## Prompt:
Line tally for "JSON": state how many lines of the entries include it, with no other text.

## Given records:

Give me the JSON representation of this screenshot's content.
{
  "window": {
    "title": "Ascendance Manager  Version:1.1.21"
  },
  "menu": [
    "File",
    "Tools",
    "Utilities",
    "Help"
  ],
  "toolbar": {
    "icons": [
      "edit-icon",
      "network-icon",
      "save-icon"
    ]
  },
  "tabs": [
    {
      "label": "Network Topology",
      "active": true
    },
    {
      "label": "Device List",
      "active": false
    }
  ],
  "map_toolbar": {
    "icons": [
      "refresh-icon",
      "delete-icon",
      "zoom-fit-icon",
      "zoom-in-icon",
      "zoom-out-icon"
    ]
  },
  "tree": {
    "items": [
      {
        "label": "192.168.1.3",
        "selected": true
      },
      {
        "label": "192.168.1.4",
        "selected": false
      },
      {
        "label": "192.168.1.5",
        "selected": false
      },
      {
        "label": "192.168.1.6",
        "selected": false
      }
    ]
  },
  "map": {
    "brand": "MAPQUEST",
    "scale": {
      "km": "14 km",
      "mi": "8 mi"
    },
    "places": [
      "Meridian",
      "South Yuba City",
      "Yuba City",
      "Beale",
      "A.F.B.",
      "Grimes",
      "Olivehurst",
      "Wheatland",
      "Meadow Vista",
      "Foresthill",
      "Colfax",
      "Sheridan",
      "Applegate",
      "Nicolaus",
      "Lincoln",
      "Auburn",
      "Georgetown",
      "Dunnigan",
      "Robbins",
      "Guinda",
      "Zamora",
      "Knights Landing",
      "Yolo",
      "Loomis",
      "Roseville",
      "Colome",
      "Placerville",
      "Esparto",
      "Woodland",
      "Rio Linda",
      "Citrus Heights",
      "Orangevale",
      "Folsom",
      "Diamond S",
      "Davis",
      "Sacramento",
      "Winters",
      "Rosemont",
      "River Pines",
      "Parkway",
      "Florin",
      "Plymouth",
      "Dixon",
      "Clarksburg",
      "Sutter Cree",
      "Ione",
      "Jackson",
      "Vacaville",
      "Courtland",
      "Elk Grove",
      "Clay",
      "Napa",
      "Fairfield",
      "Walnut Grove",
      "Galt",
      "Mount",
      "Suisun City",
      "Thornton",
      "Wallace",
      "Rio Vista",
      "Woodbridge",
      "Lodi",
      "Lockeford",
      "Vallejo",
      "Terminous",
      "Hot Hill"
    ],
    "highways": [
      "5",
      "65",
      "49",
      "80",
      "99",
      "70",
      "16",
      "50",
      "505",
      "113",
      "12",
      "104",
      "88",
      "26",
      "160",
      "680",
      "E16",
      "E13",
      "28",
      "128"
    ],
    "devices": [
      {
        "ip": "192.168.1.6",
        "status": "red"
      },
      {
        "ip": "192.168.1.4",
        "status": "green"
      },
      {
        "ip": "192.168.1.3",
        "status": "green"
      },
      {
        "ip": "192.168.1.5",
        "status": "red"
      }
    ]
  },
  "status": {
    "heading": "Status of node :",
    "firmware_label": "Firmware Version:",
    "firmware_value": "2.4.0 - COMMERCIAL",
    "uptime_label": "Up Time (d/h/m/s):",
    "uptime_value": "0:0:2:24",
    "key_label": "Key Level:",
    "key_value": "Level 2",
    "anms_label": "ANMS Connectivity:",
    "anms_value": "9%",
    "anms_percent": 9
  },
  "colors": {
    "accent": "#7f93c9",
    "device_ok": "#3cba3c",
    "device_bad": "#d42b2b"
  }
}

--

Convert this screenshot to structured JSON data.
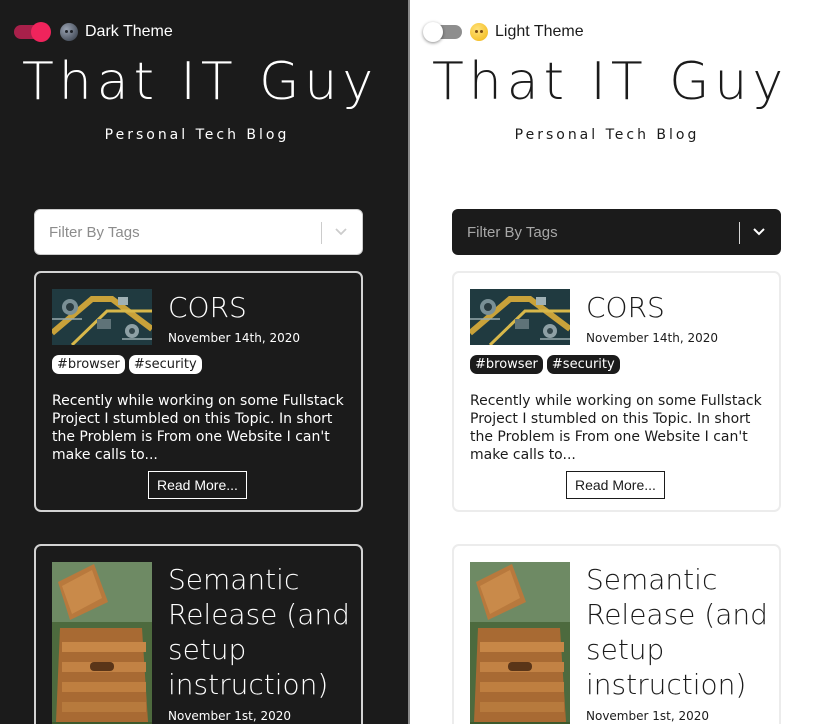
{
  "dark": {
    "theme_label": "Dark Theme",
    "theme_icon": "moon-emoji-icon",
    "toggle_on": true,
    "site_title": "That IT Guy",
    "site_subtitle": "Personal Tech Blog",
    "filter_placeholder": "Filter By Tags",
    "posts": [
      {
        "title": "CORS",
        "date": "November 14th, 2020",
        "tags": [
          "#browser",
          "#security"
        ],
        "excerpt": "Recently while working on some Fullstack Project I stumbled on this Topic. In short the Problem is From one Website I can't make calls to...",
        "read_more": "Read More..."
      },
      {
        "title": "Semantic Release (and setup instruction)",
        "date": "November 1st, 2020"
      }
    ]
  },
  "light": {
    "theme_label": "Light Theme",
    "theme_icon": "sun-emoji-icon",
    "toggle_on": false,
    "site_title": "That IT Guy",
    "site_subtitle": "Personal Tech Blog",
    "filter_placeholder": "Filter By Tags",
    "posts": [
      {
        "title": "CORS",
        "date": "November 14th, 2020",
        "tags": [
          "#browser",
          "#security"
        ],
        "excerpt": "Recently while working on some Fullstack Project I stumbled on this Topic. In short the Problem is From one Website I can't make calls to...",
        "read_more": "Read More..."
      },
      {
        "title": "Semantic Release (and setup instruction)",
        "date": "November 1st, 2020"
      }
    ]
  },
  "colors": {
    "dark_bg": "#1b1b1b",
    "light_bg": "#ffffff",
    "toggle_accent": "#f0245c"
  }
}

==

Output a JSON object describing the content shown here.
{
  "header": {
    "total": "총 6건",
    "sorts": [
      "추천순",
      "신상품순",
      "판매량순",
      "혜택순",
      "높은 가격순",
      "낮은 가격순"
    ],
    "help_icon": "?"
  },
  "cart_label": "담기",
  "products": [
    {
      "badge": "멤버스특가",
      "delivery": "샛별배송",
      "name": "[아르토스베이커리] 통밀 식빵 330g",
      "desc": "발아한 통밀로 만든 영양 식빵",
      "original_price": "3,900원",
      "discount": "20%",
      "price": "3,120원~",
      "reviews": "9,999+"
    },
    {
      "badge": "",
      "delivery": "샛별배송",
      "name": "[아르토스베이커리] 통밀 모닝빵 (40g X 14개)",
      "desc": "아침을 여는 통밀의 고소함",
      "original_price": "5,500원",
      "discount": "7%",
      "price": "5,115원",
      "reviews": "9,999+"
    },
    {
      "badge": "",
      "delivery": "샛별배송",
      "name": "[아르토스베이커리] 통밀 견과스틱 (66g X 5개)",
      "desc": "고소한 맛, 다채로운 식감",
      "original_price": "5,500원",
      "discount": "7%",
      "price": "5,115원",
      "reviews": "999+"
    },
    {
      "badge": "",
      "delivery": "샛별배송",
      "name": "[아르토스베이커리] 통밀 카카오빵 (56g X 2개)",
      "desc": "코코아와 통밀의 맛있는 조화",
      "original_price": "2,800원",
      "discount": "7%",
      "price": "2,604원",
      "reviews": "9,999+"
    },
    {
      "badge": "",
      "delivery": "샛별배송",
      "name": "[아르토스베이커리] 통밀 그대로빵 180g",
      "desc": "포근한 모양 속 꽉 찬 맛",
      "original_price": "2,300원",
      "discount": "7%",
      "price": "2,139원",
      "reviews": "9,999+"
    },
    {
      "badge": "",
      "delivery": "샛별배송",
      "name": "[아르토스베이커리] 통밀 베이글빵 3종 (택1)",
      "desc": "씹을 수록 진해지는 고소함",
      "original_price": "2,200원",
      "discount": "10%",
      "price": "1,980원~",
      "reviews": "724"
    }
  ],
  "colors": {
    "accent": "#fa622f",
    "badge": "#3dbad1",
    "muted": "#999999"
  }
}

## Exercise output:
3